While the general trajectory of U.S.-India relations seems to be moving upward, there have been developments outside of this streak: both the issue of the Indian vote on Jerusalem and India’s refusal to shut down the North Korean embassy in New Delhi reflect this. These are important developments in terms of their bilateral partnership, from which it can be argued that this relationship is entering a phase where both countries do not have to necessarily agree with each other on every issue to move forward with deepening the relationship. For instance, India’s resistance to U.S. pressure on ending diplomatic ties with North Korea did not prevent Secretary of State Rex Tillerson from inviting India to be part of the Vancouver Group, which aims to discuss the North Korean nuclear issue. Similarly, the Indian vote against the United States on Jerusalem at the United Nations General Assembly reflected India’s principled and independent position on the Israel-Palestine issue. Recently, U.S. Ambassador to India Kenneth Juster acknowledged that India and the United States have always “disagreed from time to time,” but that the strength of the partnership lies within diplomats of both countries’ ability to “[listen] carefully to one another, [seek] to understand the other’s point of view, and [search] for commonalities and mutually beneficial solutions.” Thus, the coexistence of interest-based convergences and foreign policy divergences in U.S.-India relations is becoming apparent.
While bilateral relations currently remain solid, there are some issues that demand attention from the United States. Some strategic experts in India argue that President Trump should negotiate a bilateral investment treaty (BIT) to further promote U.S.-India trade. According to some recent reports, the United States has already “watered down” the idea of holding talks with India on the BIT, the negotiations for which began in 2009. The problem lies in the issue of investor state dispute settlement (ISDS), which requires a foreign firm to resolve the dispute in local courts for five years before approaching international courts.
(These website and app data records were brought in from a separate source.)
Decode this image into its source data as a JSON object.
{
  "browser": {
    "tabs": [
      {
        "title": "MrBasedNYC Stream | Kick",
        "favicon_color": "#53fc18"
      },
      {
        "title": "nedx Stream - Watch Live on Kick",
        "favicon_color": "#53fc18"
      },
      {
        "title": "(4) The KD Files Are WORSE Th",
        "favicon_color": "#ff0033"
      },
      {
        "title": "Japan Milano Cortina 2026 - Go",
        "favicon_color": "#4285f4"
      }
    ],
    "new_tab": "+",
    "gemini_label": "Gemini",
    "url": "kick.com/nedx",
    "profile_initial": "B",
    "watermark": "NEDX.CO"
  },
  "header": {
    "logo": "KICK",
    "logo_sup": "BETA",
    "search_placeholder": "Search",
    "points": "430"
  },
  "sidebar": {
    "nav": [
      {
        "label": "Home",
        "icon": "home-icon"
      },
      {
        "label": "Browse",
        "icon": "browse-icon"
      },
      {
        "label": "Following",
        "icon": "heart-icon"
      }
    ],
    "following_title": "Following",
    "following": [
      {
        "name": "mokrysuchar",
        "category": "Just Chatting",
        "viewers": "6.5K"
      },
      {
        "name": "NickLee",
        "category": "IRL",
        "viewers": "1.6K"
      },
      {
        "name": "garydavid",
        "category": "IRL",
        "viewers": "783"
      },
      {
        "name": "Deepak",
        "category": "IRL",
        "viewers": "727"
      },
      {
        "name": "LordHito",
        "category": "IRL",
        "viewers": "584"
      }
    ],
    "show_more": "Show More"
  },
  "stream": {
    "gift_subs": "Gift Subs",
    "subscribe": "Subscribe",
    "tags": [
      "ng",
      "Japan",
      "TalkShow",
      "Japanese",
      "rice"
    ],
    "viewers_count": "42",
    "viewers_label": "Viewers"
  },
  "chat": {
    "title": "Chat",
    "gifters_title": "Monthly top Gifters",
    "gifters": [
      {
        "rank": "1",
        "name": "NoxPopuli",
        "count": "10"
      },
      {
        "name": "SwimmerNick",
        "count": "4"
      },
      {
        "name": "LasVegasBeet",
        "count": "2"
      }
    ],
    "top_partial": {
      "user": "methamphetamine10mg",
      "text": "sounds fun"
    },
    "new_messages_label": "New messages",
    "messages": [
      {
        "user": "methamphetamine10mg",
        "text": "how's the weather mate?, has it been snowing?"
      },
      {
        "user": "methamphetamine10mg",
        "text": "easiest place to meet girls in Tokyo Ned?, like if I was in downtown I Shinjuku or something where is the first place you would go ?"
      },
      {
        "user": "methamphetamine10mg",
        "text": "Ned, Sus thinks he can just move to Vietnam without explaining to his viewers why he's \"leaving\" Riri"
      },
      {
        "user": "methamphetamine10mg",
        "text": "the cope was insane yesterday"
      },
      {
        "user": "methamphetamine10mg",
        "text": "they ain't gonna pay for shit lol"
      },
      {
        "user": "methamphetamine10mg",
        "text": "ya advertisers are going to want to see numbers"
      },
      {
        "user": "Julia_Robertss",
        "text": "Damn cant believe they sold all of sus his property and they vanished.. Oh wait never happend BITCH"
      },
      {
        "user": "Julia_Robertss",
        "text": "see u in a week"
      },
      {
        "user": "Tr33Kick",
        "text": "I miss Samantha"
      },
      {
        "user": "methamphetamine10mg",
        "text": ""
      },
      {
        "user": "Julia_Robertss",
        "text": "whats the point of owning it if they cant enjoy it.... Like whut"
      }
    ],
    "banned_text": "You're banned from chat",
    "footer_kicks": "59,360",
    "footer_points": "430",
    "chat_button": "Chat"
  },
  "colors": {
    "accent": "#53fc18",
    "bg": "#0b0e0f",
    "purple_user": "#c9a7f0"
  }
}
It is still unclear how both countries plan to resolve this.
Another issue that is likely to become pronounced in the U.S.-India relationship could be that of strategic autonomy. India’s newfound status as the United States’ Major Defense Partner is indicative of a fundamental transformation in Indian foreign policy. The concern is real: given India’s history of maintaining an autonomous foreign policy, New Delhi will find itself in a tricky situation to navigate its relationship with the United States while managing other strategic partnerships and possible military alignments, especially when it is likely that the U.S.-India defense partnership may continue to grow. In a conversation with the author, Michael Kugelman, Deputy Director of the Asia Program at the Wilson Center, argued that both countries need to articulate their perceptions and expectations of the strategic partnership, as neither country has clearly stated what they expect from the other. These questions of strategic autonomy may be muted as of now, but are likely to grow louder in the future.
Image 1: The White House via Flickr
Image 2: U.S. Embassy New Delhi via Flickr